August 20, 2008

A Violent Education

Corporal Punishment of Children in US Public Schools

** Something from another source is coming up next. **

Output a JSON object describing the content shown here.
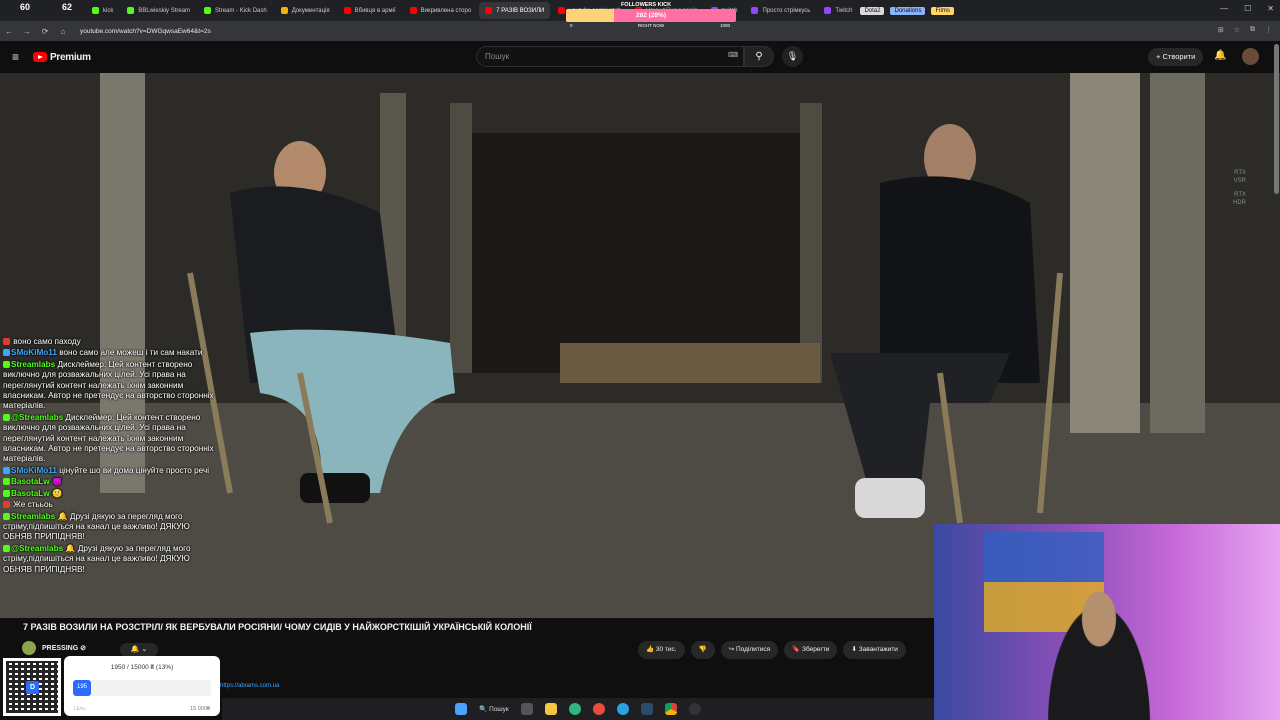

I. Summary and Key Recommendations
Corporal Punishment in US Public Schools
A Violent and Degrading School Environment
Discrimination in the Classroom..
Lack of Recourse
Legality and Reform..
Key Recommendations
II. Methodology
III. Corporal Punishment in US Public Schools
The Mechanics of Corporal Punishment
The Paddles and the Position of the Child
Clothing as Protection against Blows
Number of Blows
Other Instruments Used
Other Physical Force Used against Students
Persons Administering Corporal Punishment
The Atmospherics of Corporal Punishment
Intimidation and Threats
Witnesses to Paddling
"The Devil's Bargain": Choosing to Be Beaten
Why Students Opt for Beatings
IV. Offenses Leading to Corporal Punishment
Disproportionate Responses to Minor Misbehavior
Vague Offenses and Arbitrary Use of Corporal Punishment
Corporal Punishment for Serious Offenses, including Violence
V. Prevalence of Corporal Punishment in US Public Schools
Data on Corporal Punishment
Constant and High Levels of Paddling in Some Schools
VI. Impact of Corporal Punishment
Lasting Injuries and Immediate Pain
Depression and Anger
Academic Disengagement and Drop Out
Links to Domestic Violence
VII. Best Practices in School Discipline
Positive Disciplinary Approaches
Educators' Views on Corporal Punishment
VIII. The Use of Corporal Punishment against Specific Groups
Boys Paddled More Than Girls
Race
Discriminatory Learning Environment
Particular Issues Raised by the Paddling of Girls
Case Study: Allison Guthrie
Special Education Students and Students with Disabilities
IX. Regulating Discipline in Schools
Regulations and Training on School Discipline
Educators Who Disagree are without Recourse
Case Study: Ralph McLaney
Parental Choice
Methods of Opting Out of Corporal Punishment
Parental Struggles to Opt Out
Parental Preferences against Corporal Punishment Ignored
X. Seeking Redress for Corporal Punishment
School District Response to Parental Complaints
Immunity for Perpetrators
Lack of Adequate Responses from Police or Courts
Parents' Inability to Protect Children
XI. Banning Corporal Punishment: International Human Rights Law and US Constitutional Standards102
International Human Rights Law.. 102
Freedom from Cruel, Inhuman, or Degrading Treatment or Punishment103
The Right to Freedom from Physical Violence104
The Inherent Dignity of the Child and the Right to Education105
Non-discrimination and Equality107
Parents' Rights108
The United States and International Human Rights Law.. 109
US Law Permitting Corporal Punishment113
Cruel and Unusual Punishment113
Due Process115
Trends to Abolish Corporal Punishment116
XII. Conclusion and Recommendations118
To Legislatures in States with Corporal Punishment119
To Governors and Departments of Education in States with Corporal Punishment120
To Police, District Attorneys, and State Courts121
To the President of the United States121
To the United States Congress121
To the US Department of Education, Office for Civil Rights122
To School Boards, Superintendents, Principals, and Teachers122
To Teachers' Colleges and Teacher Training Programs124
To Professional Bodies Working in Education124
To Private and Non-Profit Foundations that Fund US Public Education or Advocate for Improvements in Education   124
Acknowledgments126